The legal case involving the distribution of the late Dennis Louis Ryan’s estate captured the attention of many, as it unveiled the extraordinary and diverse career path of Joseph Ryan, the brother of the deceased. Amidst complex family dynamics, intricate legal proceedings, and the necessity to prove his identity, Joseph Ryan’s determination and resilience were put to the test, offering a fascinating insight into a Limerick man’s remarkable life journey.
In the late 19th century, a Limerick man named Joseph Ryan embarked on a unique and eventful career path. Born and raised in Limerick, Ireland, Ryan moved to London and Manchester after finishing school.

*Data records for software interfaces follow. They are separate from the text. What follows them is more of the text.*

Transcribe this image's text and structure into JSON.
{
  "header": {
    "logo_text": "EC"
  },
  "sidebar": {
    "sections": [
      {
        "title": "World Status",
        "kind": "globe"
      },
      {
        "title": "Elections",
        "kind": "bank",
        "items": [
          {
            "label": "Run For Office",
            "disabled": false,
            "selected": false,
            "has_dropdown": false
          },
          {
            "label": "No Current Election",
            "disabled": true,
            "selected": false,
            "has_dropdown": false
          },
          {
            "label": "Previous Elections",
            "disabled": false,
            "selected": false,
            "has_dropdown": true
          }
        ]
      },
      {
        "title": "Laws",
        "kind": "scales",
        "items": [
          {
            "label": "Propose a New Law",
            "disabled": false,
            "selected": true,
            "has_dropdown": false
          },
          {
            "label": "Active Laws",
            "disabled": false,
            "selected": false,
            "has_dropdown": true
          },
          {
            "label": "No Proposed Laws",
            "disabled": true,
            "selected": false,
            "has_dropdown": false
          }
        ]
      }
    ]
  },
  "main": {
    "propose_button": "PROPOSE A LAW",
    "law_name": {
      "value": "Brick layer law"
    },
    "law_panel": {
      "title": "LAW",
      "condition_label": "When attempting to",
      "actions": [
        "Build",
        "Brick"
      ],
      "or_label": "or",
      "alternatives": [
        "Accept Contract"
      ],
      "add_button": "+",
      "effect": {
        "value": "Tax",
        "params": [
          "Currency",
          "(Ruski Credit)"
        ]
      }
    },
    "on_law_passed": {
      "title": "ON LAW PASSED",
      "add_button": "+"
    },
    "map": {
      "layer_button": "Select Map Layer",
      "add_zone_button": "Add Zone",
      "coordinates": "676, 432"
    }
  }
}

In 1872, he returned to Limerick to engage in business but was met with little success. Once again, he left for London, where he joined several theatrical companies under the pseudonym C. W. Fulton. When this endeavor did not pan out as he had hoped, he shifted his focus to journalism. However, it also did not prove fruitful for Ryan, leading him on yet another career change in 1873.
Ryan enlisted as a private in the Light Infantry and was stationed in India until 1886. While serving there, he edited a regimental paper named “The Bugle.” After leaving India, Ryan ventured to Australia, where he continued to find work.
In 1901, Ryan’s family sought to have the estate of their late relative, Dennis Louis Ryan, distributed among the surviving members. This led to a legal matter where Joseph Ryan had to prove his identity as the brother of the deceased.
After affidavits were gathered, sworn testimonies given, and the Limerick man’s career history was laid bare. The court was satisfied with Ryan’s identity, and he was granted his share of the estate – a sum of £1,251 13s 4d, minus the cost of the administrator’s appearance in court.
Joseph Ryan’s life journey and diverse career choices are a testament to his resilience and determination. In the face of challenges, the Limerick man adapted and tried his hand at various fields, ultimately leaving an indelible mark in history.
Northants Evening Telegraph – Tuesday 13 May 1902